Another project is perhaps only tangential to my work in the Writing Center, but it grew out of sharing students' lives on campus. After 9/11 I developed a Bible/Qur'an inductive study guide and worked through it with Muslim and Christian student friends. I feel as though this project brought together many threads of my life and training in a way I could never have anticipated when I was younger. It has not been published, but I continue (as time allows me) to revise it (into a book, not a study guide) with a sometimes faltering hope that it will be useful to Christians who long for the salvation of their Muslim friends. As we retire next spring and move to Michigan (where one of our daughters lives in a Christian group home), I will be very deliberate in my efforts to find volunteer ministry opportunities to interact redemptively with Muslims.
Comment: How do you plan your work?
BH: I love the big-picture planning stuff. When I teach adult Sunday School, put together a first year seminar class, or, now this last year, conduct writing workshop for other first year seminar classes, the conceptualization phase is the most fun for me. It's hard to say how things come together, but reading, reading, reading is certainly central, and it works inductively from there. I draw charts and outlines, make some sort of visual representation of the ideas as they form. I over-prepare, I know—my husband would say this is a fault of mine.
Comment: How does your work connect to other aspects of your life?
BH: I think many of my previous answers have prefigured my answer to this question. They are very connected in a way that many people are not privileged to experience. The students on this campus (first of all) to whom God has called us are central to everything we do. Unlike some of our few Christian colleagues on this secular liberal arts college (and we are not criticizing them for their decisions in this regard), we have always seen the campus as our place of ministry, even more than the church (although we are active there). My job allows me to connect to them as a professor, as a tutor, as a mentor, as an advisor, as a prayer-partner. I only have to travel one mile and here they are! In this regard, we can only say that our lives have a rich texture of interwoven pieces, work, leisure, family (our other two daughters are in academia, as a physics professor and an e-learning librarian), ministry, all of which would unravel if one piece were removed—as will happen next year when we retire, we realize.

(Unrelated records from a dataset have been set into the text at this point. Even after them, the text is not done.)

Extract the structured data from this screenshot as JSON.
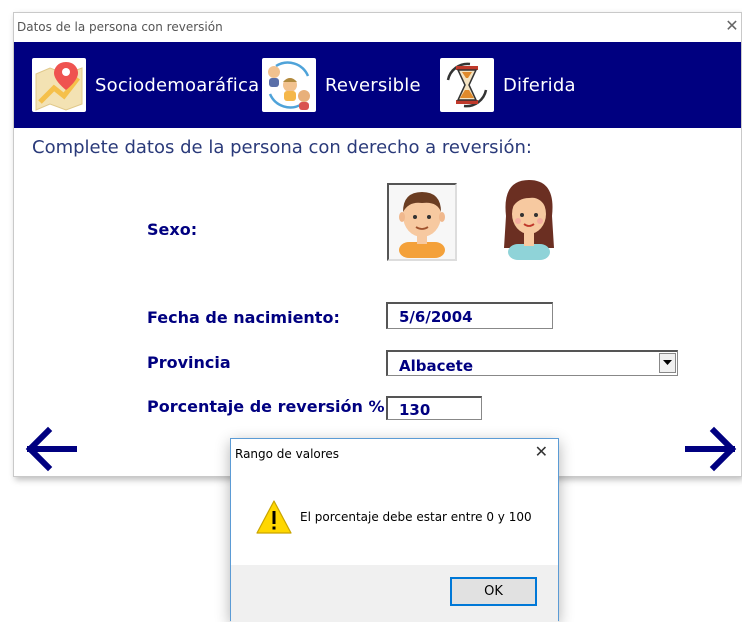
{
  "window": {
    "title": "Datos de la persona con reversión",
    "close_glyph": "✕"
  },
  "tabs": [
    {
      "label": "Sociodemoaráfica",
      "icon": "map-pin-icon"
    },
    {
      "label": "Reversible",
      "icon": "people-exchange-icon"
    },
    {
      "label": "Diferida",
      "icon": "hourglass-icon"
    }
  ],
  "form": {
    "instructions": "Complete datos de la persona con derecho a reversión:",
    "sexo_label": "Sexo:",
    "sexo_options": [
      "male-avatar-icon",
      "female-avatar-icon"
    ],
    "sexo_selected": "male",
    "fecha_label": "Fecha de nacimiento:",
    "fecha_value": "5/6/2004",
    "provincia_label": "Provincia",
    "provincia_value": "Albacete",
    "porcentaje_label": "Porcentaje de reversión %",
    "porcentaje_value": "130"
  },
  "nav": {
    "back_icon": "arrow-left-icon",
    "next_icon": "arrow-right-icon"
  },
  "dialog": {
    "title": "Rango de valores",
    "close_glyph": "✕",
    "message": "El porcentaje debe estar entre 0 y 100",
    "ok_label": "OK",
    "icon": "warning-icon"
  },
  "colors": {
    "banner": "#000080",
    "label": "#000080",
    "dialog_border": "#5b9bd5"
  }
}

Nevertheless, I have struggled for most of my career with feeling like a second-class citizen. I do not have the PhD that allows people membership in the academic club, despite the fact that I am a lifelong learner. However, I cannot complain and I try to decrease my discouragement and grumbling. Just answering these Comment questions reminds me again of how much God has blessed me by allowing me to work at the College of Wooster.